Mr Swinney said: “I will not stake the future of our Higher pupils – whether they get a place at college, university, training or work – on a lottery of whether their school was hit by Covid.
“Exams cannot account for differential loss of learning and could lead to unfair results for our poorest pupils.
“This could lead to pupils’ futures being blighted through no fault of their own. That is simply not fair.”
The question is less whether we can hold the exams safely in the spring and more whether we can do so fairly
He added: “While we hope that public health will improve in the coming months, we cannot guarantee that there will be no further disruption to pupils’ learning.
“In light of this, the question is less whether we can hold the exams safely in the spring and more whether we can do so fairly.
“However, there is no getting around the fact that a significant percentage of our poorest pupils have lost significantly more teaching time than other pupils.
“Changing the exams for all does not – and cannot – address that. Instead, we need a model that is more flexible to the specific circumstances of the individual pupil.”
Mr Swinney previously announced the National 5 exam diet, which was due to take place in the spring of 2021, was being cancelled as a result of Covid-19, with grades to be decided by “teacher judgment supported by assessment”.

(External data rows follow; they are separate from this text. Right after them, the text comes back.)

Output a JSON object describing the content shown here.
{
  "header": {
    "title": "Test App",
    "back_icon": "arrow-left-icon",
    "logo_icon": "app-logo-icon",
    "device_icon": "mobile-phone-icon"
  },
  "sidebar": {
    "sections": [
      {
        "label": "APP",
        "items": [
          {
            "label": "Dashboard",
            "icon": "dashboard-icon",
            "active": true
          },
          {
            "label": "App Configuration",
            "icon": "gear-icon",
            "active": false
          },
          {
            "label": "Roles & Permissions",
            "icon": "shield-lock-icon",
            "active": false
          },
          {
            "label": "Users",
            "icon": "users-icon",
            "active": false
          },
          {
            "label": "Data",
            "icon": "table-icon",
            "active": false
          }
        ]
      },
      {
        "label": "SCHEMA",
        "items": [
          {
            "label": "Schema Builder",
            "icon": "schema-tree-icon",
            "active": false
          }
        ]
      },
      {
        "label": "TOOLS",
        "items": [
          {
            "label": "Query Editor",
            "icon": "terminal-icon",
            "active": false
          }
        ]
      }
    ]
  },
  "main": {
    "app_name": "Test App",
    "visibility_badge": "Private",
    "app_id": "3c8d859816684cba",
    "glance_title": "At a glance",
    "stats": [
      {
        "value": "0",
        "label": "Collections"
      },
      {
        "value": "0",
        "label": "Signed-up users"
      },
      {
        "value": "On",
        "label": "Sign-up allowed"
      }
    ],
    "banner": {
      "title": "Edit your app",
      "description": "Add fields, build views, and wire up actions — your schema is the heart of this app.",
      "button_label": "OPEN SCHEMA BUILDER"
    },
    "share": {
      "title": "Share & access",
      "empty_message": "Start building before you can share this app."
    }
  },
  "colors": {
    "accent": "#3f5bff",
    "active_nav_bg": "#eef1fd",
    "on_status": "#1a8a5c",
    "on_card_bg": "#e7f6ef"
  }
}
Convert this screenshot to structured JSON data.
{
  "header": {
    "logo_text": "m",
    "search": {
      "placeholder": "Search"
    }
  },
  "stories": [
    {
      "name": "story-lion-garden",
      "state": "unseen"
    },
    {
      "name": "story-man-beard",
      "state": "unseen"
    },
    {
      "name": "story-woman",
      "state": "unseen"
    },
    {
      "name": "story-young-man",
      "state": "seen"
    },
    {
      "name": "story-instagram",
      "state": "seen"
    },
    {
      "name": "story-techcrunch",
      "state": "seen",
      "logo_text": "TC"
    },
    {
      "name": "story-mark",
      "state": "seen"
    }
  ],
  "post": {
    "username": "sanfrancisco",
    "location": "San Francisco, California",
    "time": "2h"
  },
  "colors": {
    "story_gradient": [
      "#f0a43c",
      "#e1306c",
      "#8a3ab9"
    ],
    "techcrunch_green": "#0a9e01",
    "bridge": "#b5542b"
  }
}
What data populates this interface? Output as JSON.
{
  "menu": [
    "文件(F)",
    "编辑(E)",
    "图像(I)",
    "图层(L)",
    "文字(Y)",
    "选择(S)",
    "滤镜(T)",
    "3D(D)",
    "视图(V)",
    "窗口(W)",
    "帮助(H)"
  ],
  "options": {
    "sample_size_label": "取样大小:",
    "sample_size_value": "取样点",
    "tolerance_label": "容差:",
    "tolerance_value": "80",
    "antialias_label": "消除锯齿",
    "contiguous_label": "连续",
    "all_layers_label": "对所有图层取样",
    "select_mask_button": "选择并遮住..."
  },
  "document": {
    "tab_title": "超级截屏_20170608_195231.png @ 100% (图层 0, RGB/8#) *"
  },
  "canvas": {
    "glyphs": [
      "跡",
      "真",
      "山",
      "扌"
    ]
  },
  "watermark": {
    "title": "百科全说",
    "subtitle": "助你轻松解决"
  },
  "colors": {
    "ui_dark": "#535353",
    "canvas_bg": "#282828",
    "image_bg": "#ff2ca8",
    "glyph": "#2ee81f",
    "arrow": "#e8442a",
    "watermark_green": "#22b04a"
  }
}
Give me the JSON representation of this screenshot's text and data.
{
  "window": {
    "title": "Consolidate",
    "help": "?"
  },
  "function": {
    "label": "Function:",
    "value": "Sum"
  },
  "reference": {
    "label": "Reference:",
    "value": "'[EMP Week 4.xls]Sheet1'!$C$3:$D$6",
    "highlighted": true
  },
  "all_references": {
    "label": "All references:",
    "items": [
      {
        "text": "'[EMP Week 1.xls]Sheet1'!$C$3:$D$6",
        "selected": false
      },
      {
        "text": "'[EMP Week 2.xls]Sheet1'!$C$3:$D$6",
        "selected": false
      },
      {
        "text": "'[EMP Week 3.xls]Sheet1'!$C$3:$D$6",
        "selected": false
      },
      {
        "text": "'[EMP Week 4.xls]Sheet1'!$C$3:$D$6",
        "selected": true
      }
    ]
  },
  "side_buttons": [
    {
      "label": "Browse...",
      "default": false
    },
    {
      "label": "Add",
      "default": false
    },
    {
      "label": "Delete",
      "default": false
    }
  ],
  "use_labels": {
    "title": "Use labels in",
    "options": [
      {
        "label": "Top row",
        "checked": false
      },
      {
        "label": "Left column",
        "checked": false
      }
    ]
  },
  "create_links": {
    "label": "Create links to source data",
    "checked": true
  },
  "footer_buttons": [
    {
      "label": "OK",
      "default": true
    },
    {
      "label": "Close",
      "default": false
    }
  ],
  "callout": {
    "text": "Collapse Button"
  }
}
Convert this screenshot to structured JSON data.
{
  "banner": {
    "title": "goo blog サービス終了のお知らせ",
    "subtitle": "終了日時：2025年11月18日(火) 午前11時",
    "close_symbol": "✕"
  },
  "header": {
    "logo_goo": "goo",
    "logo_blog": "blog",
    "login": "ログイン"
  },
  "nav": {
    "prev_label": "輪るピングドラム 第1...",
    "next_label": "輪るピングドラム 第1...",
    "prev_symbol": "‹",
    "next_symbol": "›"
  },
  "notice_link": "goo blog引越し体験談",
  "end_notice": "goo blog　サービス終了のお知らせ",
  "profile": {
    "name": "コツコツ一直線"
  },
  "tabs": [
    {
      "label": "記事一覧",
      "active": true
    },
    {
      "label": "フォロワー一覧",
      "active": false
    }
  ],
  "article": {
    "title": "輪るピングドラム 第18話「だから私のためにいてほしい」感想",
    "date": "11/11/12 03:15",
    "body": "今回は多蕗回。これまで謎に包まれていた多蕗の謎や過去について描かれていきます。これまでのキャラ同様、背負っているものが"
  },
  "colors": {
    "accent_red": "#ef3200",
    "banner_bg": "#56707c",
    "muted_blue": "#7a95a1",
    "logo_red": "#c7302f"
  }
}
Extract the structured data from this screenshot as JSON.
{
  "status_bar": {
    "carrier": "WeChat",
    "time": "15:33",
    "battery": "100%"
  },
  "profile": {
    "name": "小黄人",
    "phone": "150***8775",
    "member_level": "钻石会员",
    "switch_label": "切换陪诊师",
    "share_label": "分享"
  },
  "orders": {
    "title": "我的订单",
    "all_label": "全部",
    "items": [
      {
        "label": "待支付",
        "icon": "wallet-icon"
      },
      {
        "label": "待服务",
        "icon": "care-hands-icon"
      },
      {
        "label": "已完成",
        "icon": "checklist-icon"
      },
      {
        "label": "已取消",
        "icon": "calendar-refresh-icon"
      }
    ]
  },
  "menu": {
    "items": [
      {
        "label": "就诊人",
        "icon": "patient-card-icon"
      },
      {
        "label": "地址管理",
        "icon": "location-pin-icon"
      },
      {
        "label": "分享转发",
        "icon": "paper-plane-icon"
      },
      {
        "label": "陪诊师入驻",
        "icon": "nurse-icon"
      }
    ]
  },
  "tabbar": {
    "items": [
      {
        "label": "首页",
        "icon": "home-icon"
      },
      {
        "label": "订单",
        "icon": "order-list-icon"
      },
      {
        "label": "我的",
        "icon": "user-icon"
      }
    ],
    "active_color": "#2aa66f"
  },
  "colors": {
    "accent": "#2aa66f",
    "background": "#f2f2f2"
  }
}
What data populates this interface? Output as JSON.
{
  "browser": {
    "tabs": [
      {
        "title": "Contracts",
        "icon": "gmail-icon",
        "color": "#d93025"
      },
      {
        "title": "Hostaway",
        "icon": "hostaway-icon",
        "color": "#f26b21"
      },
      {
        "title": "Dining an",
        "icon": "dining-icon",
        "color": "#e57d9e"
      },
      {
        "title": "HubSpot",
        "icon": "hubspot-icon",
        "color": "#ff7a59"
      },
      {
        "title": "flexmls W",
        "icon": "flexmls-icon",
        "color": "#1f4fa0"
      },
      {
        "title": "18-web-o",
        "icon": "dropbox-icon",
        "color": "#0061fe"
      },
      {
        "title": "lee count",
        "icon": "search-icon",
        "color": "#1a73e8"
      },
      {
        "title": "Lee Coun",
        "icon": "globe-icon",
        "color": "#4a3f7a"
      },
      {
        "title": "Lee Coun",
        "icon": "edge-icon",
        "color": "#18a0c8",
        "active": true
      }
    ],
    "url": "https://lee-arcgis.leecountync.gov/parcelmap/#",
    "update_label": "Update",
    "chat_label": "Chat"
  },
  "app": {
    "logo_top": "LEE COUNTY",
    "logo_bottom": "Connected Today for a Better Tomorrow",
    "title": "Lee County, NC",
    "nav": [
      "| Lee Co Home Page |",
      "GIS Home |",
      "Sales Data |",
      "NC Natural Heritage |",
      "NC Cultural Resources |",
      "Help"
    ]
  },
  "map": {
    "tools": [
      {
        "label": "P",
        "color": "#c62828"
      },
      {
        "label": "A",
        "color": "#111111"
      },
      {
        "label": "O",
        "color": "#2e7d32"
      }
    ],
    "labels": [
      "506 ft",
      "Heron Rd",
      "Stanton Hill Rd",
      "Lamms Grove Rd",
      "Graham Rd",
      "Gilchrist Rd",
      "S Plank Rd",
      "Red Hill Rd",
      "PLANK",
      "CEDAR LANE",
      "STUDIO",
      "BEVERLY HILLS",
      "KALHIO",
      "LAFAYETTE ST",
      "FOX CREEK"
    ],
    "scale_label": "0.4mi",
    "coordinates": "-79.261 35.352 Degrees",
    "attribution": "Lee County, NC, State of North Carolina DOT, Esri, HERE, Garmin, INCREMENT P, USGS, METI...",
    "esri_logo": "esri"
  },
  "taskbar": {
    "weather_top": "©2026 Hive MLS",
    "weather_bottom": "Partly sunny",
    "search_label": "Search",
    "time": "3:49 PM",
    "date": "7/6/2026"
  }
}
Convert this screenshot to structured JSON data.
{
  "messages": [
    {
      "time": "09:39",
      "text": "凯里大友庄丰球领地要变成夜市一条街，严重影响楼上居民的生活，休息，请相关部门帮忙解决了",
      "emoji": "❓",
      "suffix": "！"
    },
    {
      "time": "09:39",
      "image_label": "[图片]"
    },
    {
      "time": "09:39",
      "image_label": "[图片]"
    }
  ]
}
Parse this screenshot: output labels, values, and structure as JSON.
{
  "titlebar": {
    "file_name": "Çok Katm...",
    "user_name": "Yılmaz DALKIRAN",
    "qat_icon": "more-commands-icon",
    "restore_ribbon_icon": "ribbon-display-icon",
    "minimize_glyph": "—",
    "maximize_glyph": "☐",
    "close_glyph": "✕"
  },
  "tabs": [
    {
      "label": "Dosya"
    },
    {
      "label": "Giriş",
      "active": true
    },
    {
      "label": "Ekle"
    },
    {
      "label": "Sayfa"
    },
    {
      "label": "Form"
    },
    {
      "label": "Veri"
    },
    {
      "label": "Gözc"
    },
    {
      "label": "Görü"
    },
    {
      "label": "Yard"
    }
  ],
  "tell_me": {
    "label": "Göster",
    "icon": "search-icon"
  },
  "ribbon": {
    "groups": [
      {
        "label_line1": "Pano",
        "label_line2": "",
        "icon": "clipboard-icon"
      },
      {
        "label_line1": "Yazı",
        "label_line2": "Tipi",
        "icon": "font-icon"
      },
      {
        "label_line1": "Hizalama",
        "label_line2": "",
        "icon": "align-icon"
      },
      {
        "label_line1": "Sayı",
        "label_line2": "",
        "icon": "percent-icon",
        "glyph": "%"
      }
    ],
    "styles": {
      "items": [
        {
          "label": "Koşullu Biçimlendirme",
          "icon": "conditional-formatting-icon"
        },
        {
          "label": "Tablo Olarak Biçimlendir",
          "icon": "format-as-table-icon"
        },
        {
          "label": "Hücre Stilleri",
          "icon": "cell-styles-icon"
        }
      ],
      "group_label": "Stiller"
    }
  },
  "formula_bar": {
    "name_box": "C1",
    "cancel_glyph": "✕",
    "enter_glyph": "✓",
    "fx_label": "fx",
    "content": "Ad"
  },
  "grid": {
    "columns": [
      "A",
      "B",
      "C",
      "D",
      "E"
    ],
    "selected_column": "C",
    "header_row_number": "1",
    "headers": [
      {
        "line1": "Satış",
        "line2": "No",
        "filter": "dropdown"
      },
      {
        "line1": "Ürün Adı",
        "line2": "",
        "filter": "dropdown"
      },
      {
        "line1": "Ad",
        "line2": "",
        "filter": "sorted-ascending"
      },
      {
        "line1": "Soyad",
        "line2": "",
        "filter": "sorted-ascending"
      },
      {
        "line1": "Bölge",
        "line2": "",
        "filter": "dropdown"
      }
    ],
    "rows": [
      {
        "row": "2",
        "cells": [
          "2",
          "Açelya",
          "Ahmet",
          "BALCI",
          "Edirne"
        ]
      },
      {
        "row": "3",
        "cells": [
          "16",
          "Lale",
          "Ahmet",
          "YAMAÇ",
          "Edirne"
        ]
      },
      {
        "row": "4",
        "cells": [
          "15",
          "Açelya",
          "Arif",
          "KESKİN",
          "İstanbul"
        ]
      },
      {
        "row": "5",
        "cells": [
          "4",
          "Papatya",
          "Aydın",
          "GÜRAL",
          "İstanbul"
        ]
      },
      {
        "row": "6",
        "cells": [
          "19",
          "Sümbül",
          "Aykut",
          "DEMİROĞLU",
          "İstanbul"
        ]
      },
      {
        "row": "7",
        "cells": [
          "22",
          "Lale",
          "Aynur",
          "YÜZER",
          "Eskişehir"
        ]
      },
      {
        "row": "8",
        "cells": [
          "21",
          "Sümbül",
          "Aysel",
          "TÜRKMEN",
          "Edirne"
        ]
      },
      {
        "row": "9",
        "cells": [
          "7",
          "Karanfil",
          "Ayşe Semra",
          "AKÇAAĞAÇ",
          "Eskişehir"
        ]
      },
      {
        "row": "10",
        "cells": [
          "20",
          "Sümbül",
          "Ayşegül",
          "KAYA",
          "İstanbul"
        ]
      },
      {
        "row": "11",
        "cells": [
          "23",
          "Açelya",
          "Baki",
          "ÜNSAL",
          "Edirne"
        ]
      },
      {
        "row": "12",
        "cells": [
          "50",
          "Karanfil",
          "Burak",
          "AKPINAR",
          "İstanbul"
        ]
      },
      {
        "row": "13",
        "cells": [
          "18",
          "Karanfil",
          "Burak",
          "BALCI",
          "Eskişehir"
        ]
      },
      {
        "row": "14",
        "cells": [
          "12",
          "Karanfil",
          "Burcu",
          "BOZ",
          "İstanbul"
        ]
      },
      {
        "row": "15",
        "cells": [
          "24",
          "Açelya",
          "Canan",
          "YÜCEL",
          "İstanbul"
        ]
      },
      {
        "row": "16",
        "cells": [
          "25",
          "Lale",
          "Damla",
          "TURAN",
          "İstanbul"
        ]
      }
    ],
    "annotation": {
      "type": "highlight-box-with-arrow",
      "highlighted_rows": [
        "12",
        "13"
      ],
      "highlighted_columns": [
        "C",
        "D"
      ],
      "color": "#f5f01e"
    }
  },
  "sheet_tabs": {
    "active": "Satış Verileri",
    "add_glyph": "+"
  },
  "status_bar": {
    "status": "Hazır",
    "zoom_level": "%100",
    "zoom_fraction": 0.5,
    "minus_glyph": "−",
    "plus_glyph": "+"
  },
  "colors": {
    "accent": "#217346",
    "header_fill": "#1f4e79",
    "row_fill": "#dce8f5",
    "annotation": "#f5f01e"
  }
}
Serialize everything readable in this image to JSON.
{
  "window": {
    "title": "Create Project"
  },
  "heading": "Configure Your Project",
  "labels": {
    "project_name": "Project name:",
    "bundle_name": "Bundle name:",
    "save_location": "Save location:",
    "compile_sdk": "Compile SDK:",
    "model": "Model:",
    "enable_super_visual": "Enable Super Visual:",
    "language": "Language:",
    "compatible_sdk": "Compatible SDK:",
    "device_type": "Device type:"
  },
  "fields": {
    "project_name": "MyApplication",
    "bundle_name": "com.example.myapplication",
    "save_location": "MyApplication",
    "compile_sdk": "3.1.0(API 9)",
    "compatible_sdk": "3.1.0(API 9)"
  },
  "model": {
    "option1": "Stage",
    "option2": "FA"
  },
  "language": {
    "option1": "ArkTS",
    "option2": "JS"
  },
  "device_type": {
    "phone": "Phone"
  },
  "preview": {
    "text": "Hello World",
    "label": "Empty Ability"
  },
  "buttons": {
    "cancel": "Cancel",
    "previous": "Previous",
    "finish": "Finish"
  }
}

No algorithm will be used to adjust results after the backlash at this year’s moderation process that disproportionately downgraded pupils from poorer backgrounds, Mr Swinney said.
He added: “We will adopt the new model that has been developed and base awards on teacher judgement of evidence of learner attainment.
“This is safe. It is fair. And it better recognises the reality of the disruption so many pupils have already had to their learning.”
The decision follows a similar move by the Welsh Government to cancel its exam diet for 2021 in November. The UK Government has confirmed exams in England will go ahead in May.
Scottish Conservative education spokesman Jamie Greene criticised the government’s “months of dither and delay” before making the announcement, which he described as an “admission of complete failure” .
Scottish Labour’s education spokesman Iain Gray said: “These decisions make sense, but yet again, they are made very, very late."
Scottish Green MSP Ross Greer said the announcement is “overdue but welcome”, adding: “It provides the clarity that teachers, parents and, most importantly, pupils had demanded."
EIS teaching union general secretary Larry Flanagan, said: “The EIS has every confidence in the ability of teachers to make professional judgments based on pupil evidence and in the circumstances believes that cancelling the exam diet in favour of an alternative model is the correct decision, one which could have been made earlier."